In this article we report on the manner in which participatory action research (PAR) was utilised by teachers in developing a Human Immunodeficiency Virus (HIV) and Acquired Immunodeficiency Syndrome (AIDS) school plan, in collaboration with university researchers.
This paper discusses the application of an information, motivation and behavioural skills (IMB) model in a school-based programme for the reduction of HIV risk behaviour among 259 Grade 11 learners in two high schools in Alexandra township, Johannesburg.
This compelling study, comprising of a sample of eight schools in three countries in sub-Saharan Africa -Kenya, South Africa and Tanzania - examines the sources, contents and processes of children´s community-based sexual knowledges and asks how these knowledges interact with AIDS education progr
This research report focuses on the extent and impact of substance use and abuse among high school learners in Gauteng.
This Review reflects on the borders that have been placed around sexual identity, sexual behaviour and sexuality.
This Review is a collaboration between HAICU, based at the University of Cape Town, and the CSA, based at the University of Pretoria.
This article addresses the issue of teacher knowledge in a developing world context of HIV and AIDS.
In South Africa, both HIV and gender-based violence are highly prevalent. Gender inequalities give men considerable relational power over young women, particularly in circumstances of poverty and where sex is materially rewarded.

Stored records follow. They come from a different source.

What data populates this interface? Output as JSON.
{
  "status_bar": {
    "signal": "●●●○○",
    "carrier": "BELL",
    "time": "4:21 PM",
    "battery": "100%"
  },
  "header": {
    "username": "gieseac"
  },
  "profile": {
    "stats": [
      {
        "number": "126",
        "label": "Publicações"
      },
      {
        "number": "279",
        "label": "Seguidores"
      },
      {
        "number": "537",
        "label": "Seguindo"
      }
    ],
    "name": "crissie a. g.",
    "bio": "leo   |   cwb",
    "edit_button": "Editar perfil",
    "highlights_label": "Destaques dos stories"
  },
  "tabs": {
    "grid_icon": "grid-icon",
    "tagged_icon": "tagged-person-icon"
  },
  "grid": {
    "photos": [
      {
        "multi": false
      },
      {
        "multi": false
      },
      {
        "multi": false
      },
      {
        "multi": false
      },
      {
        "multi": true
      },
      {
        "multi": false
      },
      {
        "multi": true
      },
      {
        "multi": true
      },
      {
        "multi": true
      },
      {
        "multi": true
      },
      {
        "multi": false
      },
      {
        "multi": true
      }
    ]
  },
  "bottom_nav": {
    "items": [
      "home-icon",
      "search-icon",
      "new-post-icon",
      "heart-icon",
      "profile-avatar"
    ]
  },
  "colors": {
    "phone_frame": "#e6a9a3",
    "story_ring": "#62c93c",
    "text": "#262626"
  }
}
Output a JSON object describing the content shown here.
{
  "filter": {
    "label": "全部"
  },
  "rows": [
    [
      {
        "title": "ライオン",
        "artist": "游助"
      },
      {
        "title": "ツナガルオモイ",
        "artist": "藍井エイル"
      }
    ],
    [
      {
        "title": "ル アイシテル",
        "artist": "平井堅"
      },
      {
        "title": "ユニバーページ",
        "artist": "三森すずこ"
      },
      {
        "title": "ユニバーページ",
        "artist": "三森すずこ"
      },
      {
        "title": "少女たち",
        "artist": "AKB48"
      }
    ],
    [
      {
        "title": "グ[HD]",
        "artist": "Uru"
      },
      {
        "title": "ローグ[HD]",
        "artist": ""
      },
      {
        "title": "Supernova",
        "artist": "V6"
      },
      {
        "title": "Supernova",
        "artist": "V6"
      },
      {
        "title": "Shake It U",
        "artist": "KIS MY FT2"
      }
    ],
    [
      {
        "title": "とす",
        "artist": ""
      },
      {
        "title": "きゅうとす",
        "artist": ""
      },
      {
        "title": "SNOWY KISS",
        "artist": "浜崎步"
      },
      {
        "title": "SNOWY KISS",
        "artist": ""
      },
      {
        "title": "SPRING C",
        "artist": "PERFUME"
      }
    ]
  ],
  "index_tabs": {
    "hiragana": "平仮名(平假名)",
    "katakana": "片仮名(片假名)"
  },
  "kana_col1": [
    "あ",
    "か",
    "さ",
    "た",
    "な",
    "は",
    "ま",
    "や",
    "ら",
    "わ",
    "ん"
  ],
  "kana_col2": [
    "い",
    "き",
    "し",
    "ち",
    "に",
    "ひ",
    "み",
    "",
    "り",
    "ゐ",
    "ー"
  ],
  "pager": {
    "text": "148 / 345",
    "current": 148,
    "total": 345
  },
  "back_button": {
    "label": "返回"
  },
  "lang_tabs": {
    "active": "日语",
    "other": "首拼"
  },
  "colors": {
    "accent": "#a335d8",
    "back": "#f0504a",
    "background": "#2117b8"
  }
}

Ideals of masculinity and femininity may limit South African women's decision making power in relationships and increase their risk of HIV infection.